May 13, 2012
The violent rise and collapse of an underwater volcano in the Pacific Ocean is captured in startling clarity for the first time.
Researchers studying the Monowai volcano, near Tonga, recorded huge changes in height in just two weeks.
The images, gathered by sonar from a research ship, shed new light on the turbulent fate of submarine mountains.
Published in the journal Nature Geoscience, the findings were made during a seabed survey last year.
Lead author Tony Watts of Oxford University told the BBC that the revelation was "a wake-up call that the sea-floor may be more dynamic than we previously thought."
"I've spent my career studying the seabed and have generally thought it pretty stable so it's stunning to see so much change in such a short space of time."

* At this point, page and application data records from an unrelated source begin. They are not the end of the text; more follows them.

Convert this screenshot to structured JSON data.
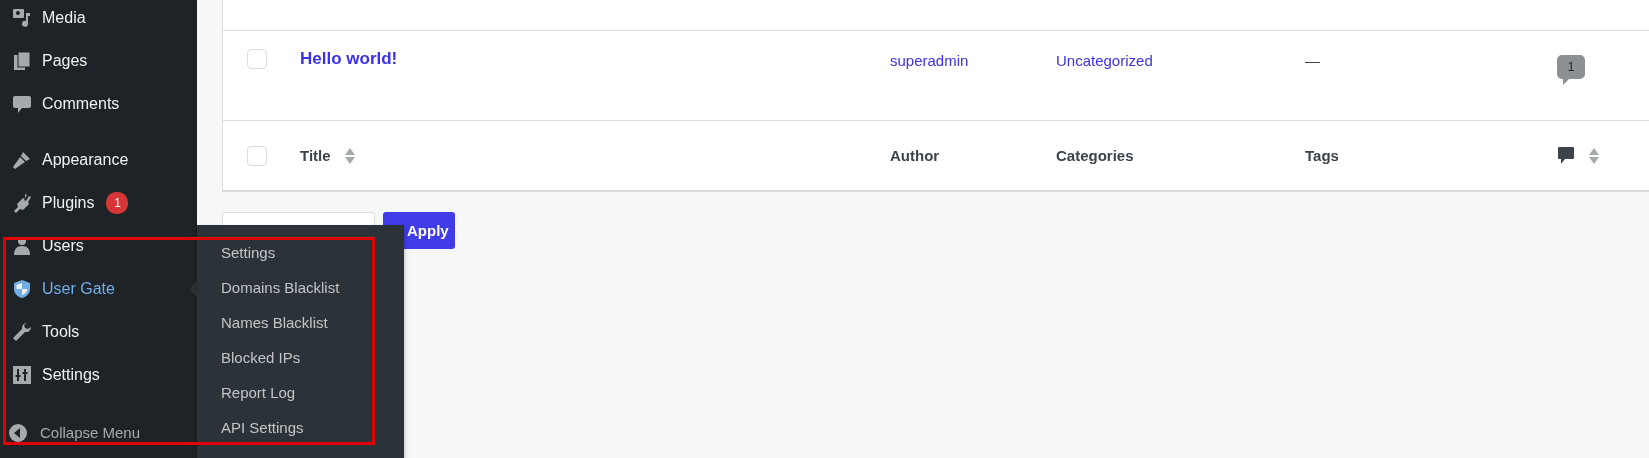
{
  "sidebar": {
    "groups": [
      [
        {
          "label": "Media",
          "kind": "media",
          "selected": false
        },
        {
          "label": "Pages",
          "kind": "pages",
          "selected": false
        },
        {
          "label": "Comments",
          "kind": "comments",
          "selected": false
        }
      ],
      [
        {
          "label": "Appearance",
          "kind": "appearance",
          "selected": false
        },
        {
          "label": "Plugins",
          "kind": "plugins",
          "selected": false,
          "badge": "1"
        },
        {
          "label": "Users",
          "kind": "users",
          "selected": false
        },
        {
          "label": "User Gate",
          "kind": "shield",
          "selected": true
        },
        {
          "label": "Tools",
          "kind": "tools",
          "selected": false
        },
        {
          "label": "Settings",
          "kind": "settings",
          "selected": false
        }
      ]
    ],
    "collapse": "Collapse Menu"
  },
  "flyout": {
    "items": [
      "Settings",
      "Domains Blacklist",
      "Names Blacklist",
      "Blocked IPs",
      "Report Log",
      "API Settings"
    ]
  },
  "table": {
    "rows": [
      {
        "checked": false,
        "title": "Hello world!",
        "author": "superadmin",
        "categories": "Uncategorized",
        "tags": "—",
        "comments": "1"
      }
    ],
    "footer": {
      "checked": false,
      "columns": [
        "Title",
        "Author",
        "Categories",
        "Tags"
      ]
    }
  },
  "bulk": {
    "apply": "Apply"
  }
}
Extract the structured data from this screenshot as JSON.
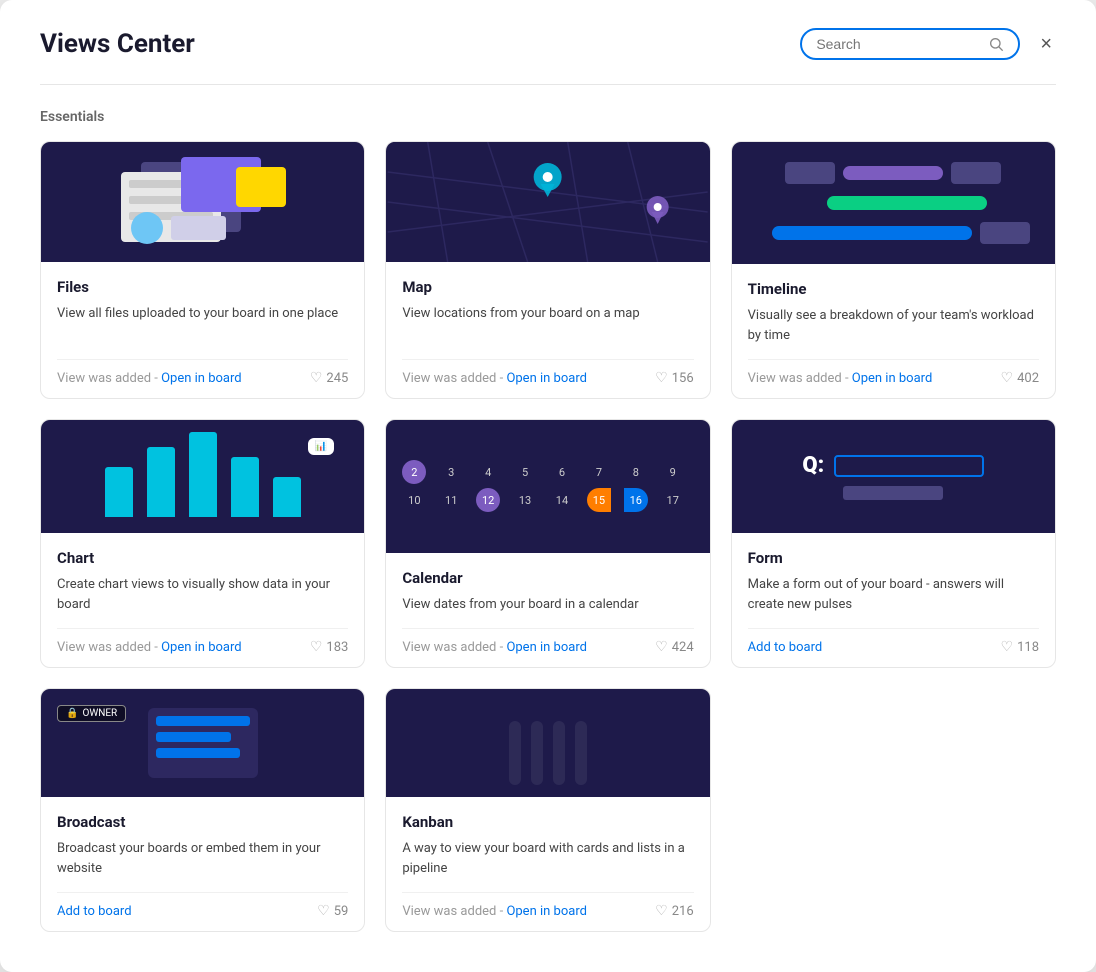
{
  "modal": {
    "title": "Views Center",
    "close_label": "×"
  },
  "search": {
    "placeholder": "Search"
  },
  "sections": [
    {
      "label": "Essentials",
      "cards": [
        {
          "id": "files",
          "title": "Files",
          "description": "View all files uploaded to your board in one place",
          "status": "View was added",
          "action_label": "Open in board",
          "likes": 245,
          "type": "added"
        },
        {
          "id": "map",
          "title": "Map",
          "description": "View locations from your board on a map",
          "status": "View was added",
          "action_label": "Open in board",
          "likes": 156,
          "type": "added"
        },
        {
          "id": "timeline",
          "title": "Timeline",
          "description": "Visually see a breakdown of your team's workload by time",
          "status": "View was added",
          "action_label": "Open in board",
          "likes": 402,
          "type": "added"
        },
        {
          "id": "chart",
          "title": "Chart",
          "description": "Create chart views to visually show data in your board",
          "status": "View was added",
          "action_label": "Open in board",
          "likes": 183,
          "type": "added"
        },
        {
          "id": "calendar",
          "title": "Calendar",
          "description": "View dates from your board in a calendar",
          "status": "View was added",
          "action_label": "Open in board",
          "likes": 424,
          "type": "added"
        },
        {
          "id": "form",
          "title": "Form",
          "description": "Make a form out of your board - answers will create new pulses",
          "status": "",
          "action_label": "Add to board",
          "likes": 118,
          "type": "add"
        },
        {
          "id": "broadcast",
          "title": "Broadcast",
          "description": "Broadcast your boards or embed them in your website",
          "status": "",
          "action_label": "Add to board",
          "likes": 59,
          "type": "add"
        },
        {
          "id": "kanban",
          "title": "Kanban",
          "description": "A way to view your board with cards and lists in a pipeline",
          "status": "View was added",
          "action_label": "Open in board",
          "likes": 216,
          "type": "added"
        }
      ]
    }
  ],
  "kanban_colors": [
    "#0acf83",
    "#ffd700",
    "#ff5c5c",
    "#ccc"
  ],
  "status_text": "View was added - "
}
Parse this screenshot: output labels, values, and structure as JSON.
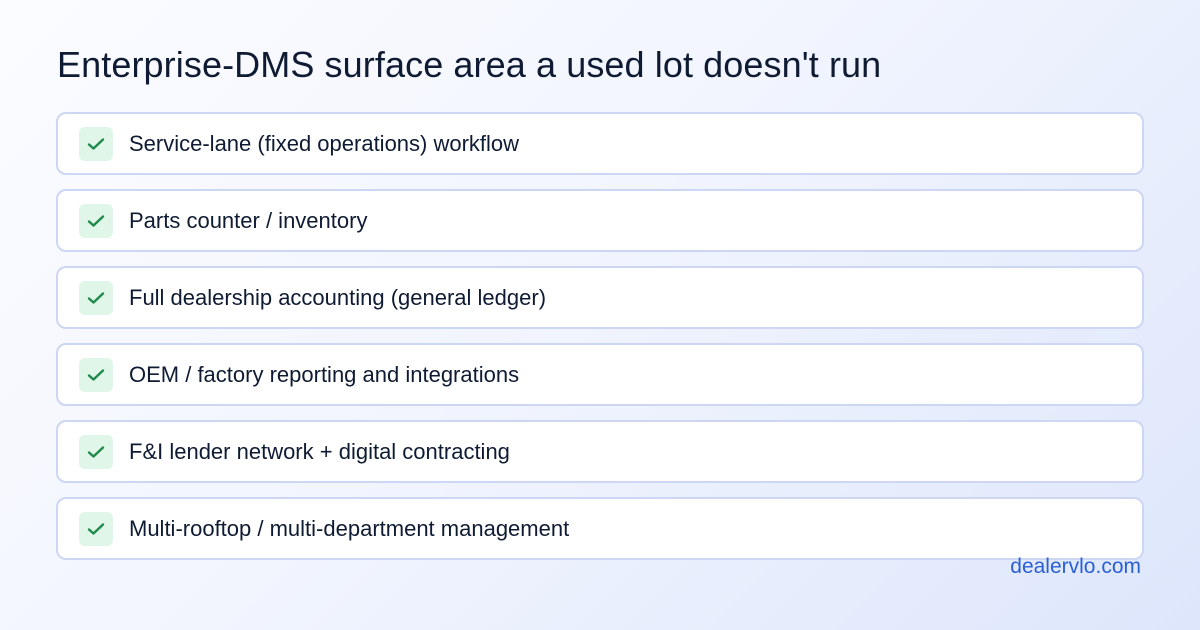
{
  "title": "Enterprise-DMS surface area a used lot doesn't run",
  "items": [
    {
      "label": "Service-lane (fixed operations) workflow",
      "icon": "check-icon"
    },
    {
      "label": "Parts counter / inventory",
      "icon": "check-icon"
    },
    {
      "label": "Full dealership accounting (general ledger)",
      "icon": "check-icon"
    },
    {
      "label": "OEM / factory reporting and integrations",
      "icon": "check-icon"
    },
    {
      "label": "F&I lender network + digital contracting",
      "icon": "check-icon"
    },
    {
      "label": "Multi-rooftop / multi-department management",
      "icon": "check-icon"
    }
  ],
  "brand": "dealervlo.com",
  "colors": {
    "check_bg": "#dff6e8",
    "check_mark": "#1f8a4c",
    "card_border": "#cdd6f3",
    "brand": "#2b5fd4",
    "text": "#0f1b33"
  }
}
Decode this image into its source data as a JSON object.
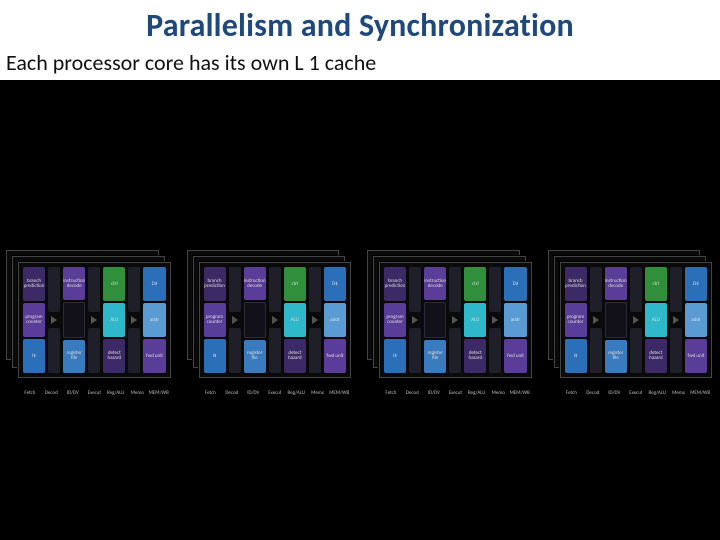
{
  "title": "Parallelism and Synchronization",
  "subtitle": "Each processor core has its own L 1 cache",
  "stage_labels": [
    "Fetch",
    "Decode",
    "ID/DV",
    "Execute",
    "Reg/ALU",
    "Memory",
    "MEM/WB"
  ],
  "core_blocks": {
    "fetch": {
      "top": "branch prediction",
      "mid": "program counter",
      "bot": "I$"
    },
    "decode": {
      "top": "instruction decode",
      "bot": "register file"
    },
    "execute": {
      "top": "ctrl",
      "mid": "ALU",
      "bot": "detect hazard"
    },
    "memory": {
      "top": "D$",
      "mid": "addr",
      "bot": "fwd unit"
    }
  },
  "cores": [
    {
      "id": "core0"
    },
    {
      "id": "core1"
    },
    {
      "id": "core2"
    },
    {
      "id": "core3"
    }
  ]
}
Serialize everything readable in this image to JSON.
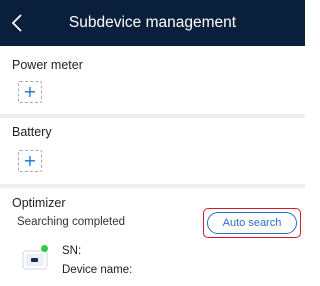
{
  "header": {
    "title": "Subdevice management",
    "back_icon": "chevron-left-icon"
  },
  "sections": {
    "power_meter": {
      "label": "Power meter",
      "add_symbol": "+"
    },
    "battery": {
      "label": "Battery",
      "add_symbol": "+"
    },
    "optimizer": {
      "label": "Optimizer",
      "status": "Searching completed",
      "auto_search_label": "Auto search",
      "device": {
        "sn_label": "SN:",
        "device_name_label": "Device name:"
      }
    }
  },
  "colors": {
    "header_bg": "#0a1f3c",
    "accent": "#2a6fd0",
    "highlight": "#d21e2a",
    "online": "#2ecc40"
  }
}
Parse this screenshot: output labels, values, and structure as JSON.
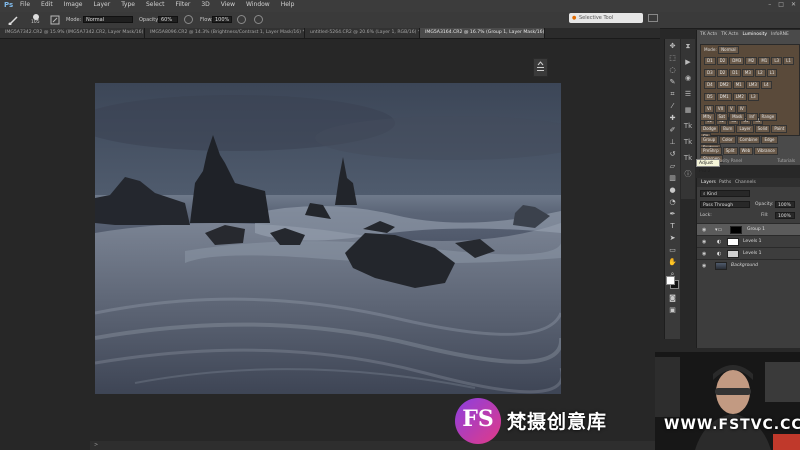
{
  "app": {
    "logo": "Ps"
  },
  "menubar": {
    "items": [
      "File",
      "Edit",
      "Image",
      "Layer",
      "Type",
      "Select",
      "Filter",
      "3D",
      "View",
      "Window",
      "Help"
    ]
  },
  "options": {
    "brush_size": "105",
    "mode_label": "Mode:",
    "mode_value": "Normal",
    "opacity_label": "Opacity:",
    "opacity_value": "60%",
    "flow_label": "Flow:",
    "flow_value": "100%"
  },
  "search": {
    "placeholder": "Selective Tool"
  },
  "doc_tabs": [
    "IMG5A7342.CR2 @ 15.9% (IMG5A7342.CR2, Layer Mask/16) *",
    "IMG5A8096.CR2 @ 14.3% (Brightness/Contrast 1, Layer Mask/16) *",
    "untitled-5264.CR2 @ 20.6% (Layer 1, RGB/16) *",
    "IMG5A3164.CR2 @ 16.7% (Group 1, Layer Mask/16) *"
  ],
  "tk_panel": {
    "tabs": [
      "TK Actn",
      "TK Actn",
      "Luminosity",
      "InfoRNE"
    ],
    "mode_label": "Mode:",
    "mode_value": "Normal",
    "rows": [
      [
        "D1",
        "D2",
        "DM3",
        "M2",
        "M1",
        "L3",
        "L1"
      ],
      [
        "D3",
        "D2",
        "D1",
        "M3",
        "L2",
        "L1"
      ],
      [
        "D4",
        "DM2",
        "M1",
        "LM3",
        "L4"
      ],
      [
        "D5",
        "DM1",
        "LM2",
        "L3"
      ],
      [
        "VI",
        "VII",
        "V",
        "IV"
      ],
      [
        "S1",
        "S2",
        "S3",
        "S4",
        "S5"
      ]
    ],
    "bottom_rows": [
      [
        "Mlty",
        "Sat",
        "Mask",
        "Inf",
        "Range"
      ],
      [
        "Dodge",
        "Burn",
        "Layer",
        "Solid",
        "Paint",
        "Fill"
      ],
      [
        "Group",
        "Color",
        "Combine",
        "Edge",
        "Restore"
      ],
      [
        "PreShrp",
        "Split",
        "Web",
        "Vibrance",
        "Sharpen"
      ]
    ],
    "footer": "TK Luminosity Panel",
    "tabs_label": "Tutorials"
  },
  "tooltip": "Adjust Pro 2",
  "layers_panel": {
    "tabs": [
      "Layers",
      "Paths",
      "Channels"
    ],
    "kind_label": "Kind",
    "blend": "Pass Through",
    "opacity_label": "Opacity:",
    "opacity_value": "100%",
    "lock_label": "Lock:",
    "fill_label": "Fill:",
    "fill_value": "100%",
    "layers": [
      {
        "name": "Group 1",
        "selected": true
      },
      {
        "name": "Levels 1",
        "selected": false
      },
      {
        "name": "Levels 1",
        "selected": false
      },
      {
        "name": "Background",
        "selected": false
      }
    ]
  },
  "status": {
    "text": ">"
  },
  "watermark": {
    "logo_text": "FS",
    "brand": "梵摄创意库",
    "url": "WWW.FSTVC.CC"
  },
  "colors": {
    "accent": "#e23a86",
    "brand_purple": "#8b3fe0",
    "ps_blue": "#7fb8e8"
  }
}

As many as 32,000 underwater mountains have been identified around the world and the majority are believed to be volcanic in origin. Several thousand of these may be active but a combination of ocean depth and remoteness means that very few have been studied.